Call it the seven-year itch. A few weeks ago, I reached the point in my Indian film-watching journey when I suddenly needed to see the Apu Trilogy right now. So I did, and Apur Sansar floored me (even if the rest of the film were dull, the ten minutes or so surrounding the wedding were so thrilling, so moving, that the entire thing could rest on them alone), so thus I have continued. My Bengali Cinema Advisory Team is really knocking it out of the park with recommendations.
When I think of Indian films about the worlds of Indian film industries, the ones that come to mind are more focused their respective industry as a whole, or at least various players in it, than about a particular and very solitary figure within it. Nayak focuses on the hero (Uttam Kumar),
and the movie works beautifully as a portrait of the seemingly successful, cool, and breezy man who finally cannot contain all his loneliness and failures. That sounds trite the way I'm saying it, but it's beautiful in the film, I think because the hero in fact is not all alone with his demons and has companions throughout his self-exploration, at least for the duration of the train ride that comprises most of the film (and seems ready to face the future at its end), most notably the journalist (Sharmila Tagore)
who surreptitiously takes notes on their conversation. With most of the other passengers on the train, he has mostly brief but endearingly normal interactions. They may seek an autograph or an industry connection, but none of them is obnoxious to him, unlike the people outside this journey, who seem frenzied by comparison.
It is these other people on the train, their lives, their problems, that really make this film so special. They give context to the life of the hero, both as contrast, which I expected, and as similarity and familial-ness, which I did not. Everyone shares their cabin or row of seats; everyone has to squeeze past each other in the hallway; everyone has their troubles. The mother with a sick daughter, the holy man, the journalist's jolly friends: they're all on this ride, this life, together. It's as though the hero is the most extraordinary of them only because his is the story we learn the most of. For example, there's clearly something fishy about the advertiser and the businessman he preys upon, but we never learn what.* Following the hero gives us a way in to their stories too; we probably wouldn't otherwise be with these ordinary people on their train ride to Delhi, but they are interesting absolutely in their own right, not as reflected light of the hero.
There's a powerful scene in which the train pulls into a station for a short stop, and the journalist tries to shut the blind over wild fans on the platform. The hero insists on the window being unobstructed. She seems so uncomfortable having witnesses to the false pretext under which she is sitting at a table with the hero, to the transgression of his trust in her. He, of course, is used to this kind of madness (he sees it on the platform in Calcutta at the beginning of the journey and will face it in Delhi when he disembarks), and he refuses to sever a tie with an aspect of his life that is familiar—and maybe even comfortable in its familiarity—as he sets off on his unfamiliar and painful introspection. Stranger in a Strange Land has written about this scene in relation to her trip to see shooting for My Name Is Khan, and I was tickled at how similar her reaction to her experience seems to my reaction to being in an SRK-fevered crowd in Chicago a few years ago. I'd shut the blind too.

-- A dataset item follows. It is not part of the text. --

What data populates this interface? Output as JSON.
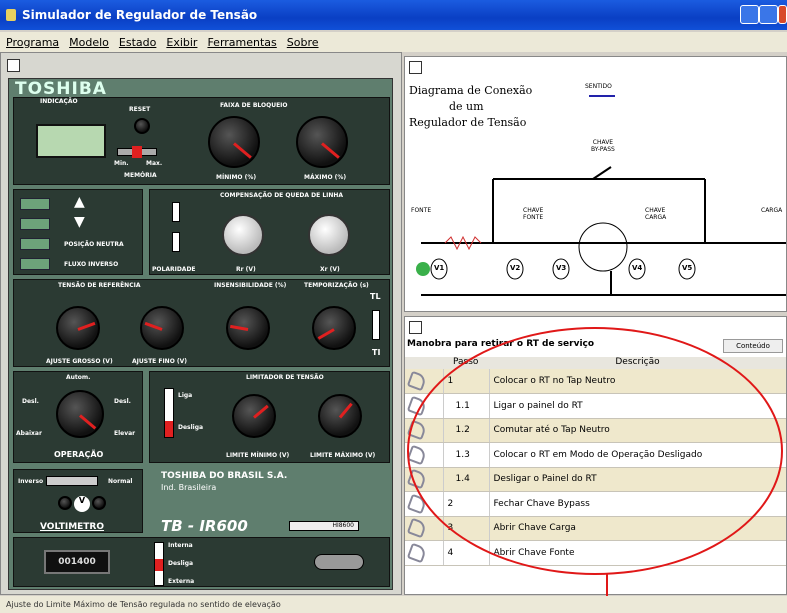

I suppose I should wait and write about this after I've seen its pair Kapurush as well, but frankly that looked too depressing to squeeze into a really busy week. Mahapurush is hilarious. Like Nayak, this works on a few different levels; it focuses on poking at the gullible, the tricks they fall for, and the shysters who, er, "inspire" them,
but it also has fun with a lovelorn fellow who fills his love letters with quotes from famous poets. Basically, it nips at anyone who takes a shortcut to personal gain.
|His girlfriend has to endure both his letters and the aforementioned shyster, and she is unimpressed. This may be the best facial expression I have ever seen on a young heroine in any Indian movie ever.|
This is such a light-hearted movie, and you don't mind laughing at everything it gives you because everyone in it is just a little bit ridiculous in their own way, but they're also a little bit relatable. The holy man's assistant (Rabi Ghosh) plays the part of his master's unblinking disciple/servant perfectly, yet he cannot resist breaking character to wink at the ladies listening from just outside the room where the men are fawning all over his master. There's a different group of men, all marked as learned by their stacks of books, laboratory equipment, and chess board, who are determined to expose the holy man as a fraud, but even they are intrigued by the befuddling little gesture he uses to illustrate his theory of the cycles of time.
|Use your right pointy finger to trace a circle away from you ("the future") while using your left one to trace a circle towards you ("the past"). I have had years and years of piano lessons and do not find this hard at all.|
I didn't catch whether our skeptics identified as spiritual/faithful/religious in any way, but I have never seen a movie that depicts religion in such an "opiate of the masses" sort of light. In this story, the people who believe are fools, and the people who do the fooling, if they believe in any morals at all, happily put their own pockets first. Neither my inner atheist nor the part of me that poo-poos Romantic poetry ever expected to find a soul mate in an Indian film from the 1960s, which probably just shows how much I have to learn about things that aren't mainstream Hindi. Love.
* At least those of us dependent on subtitles don't.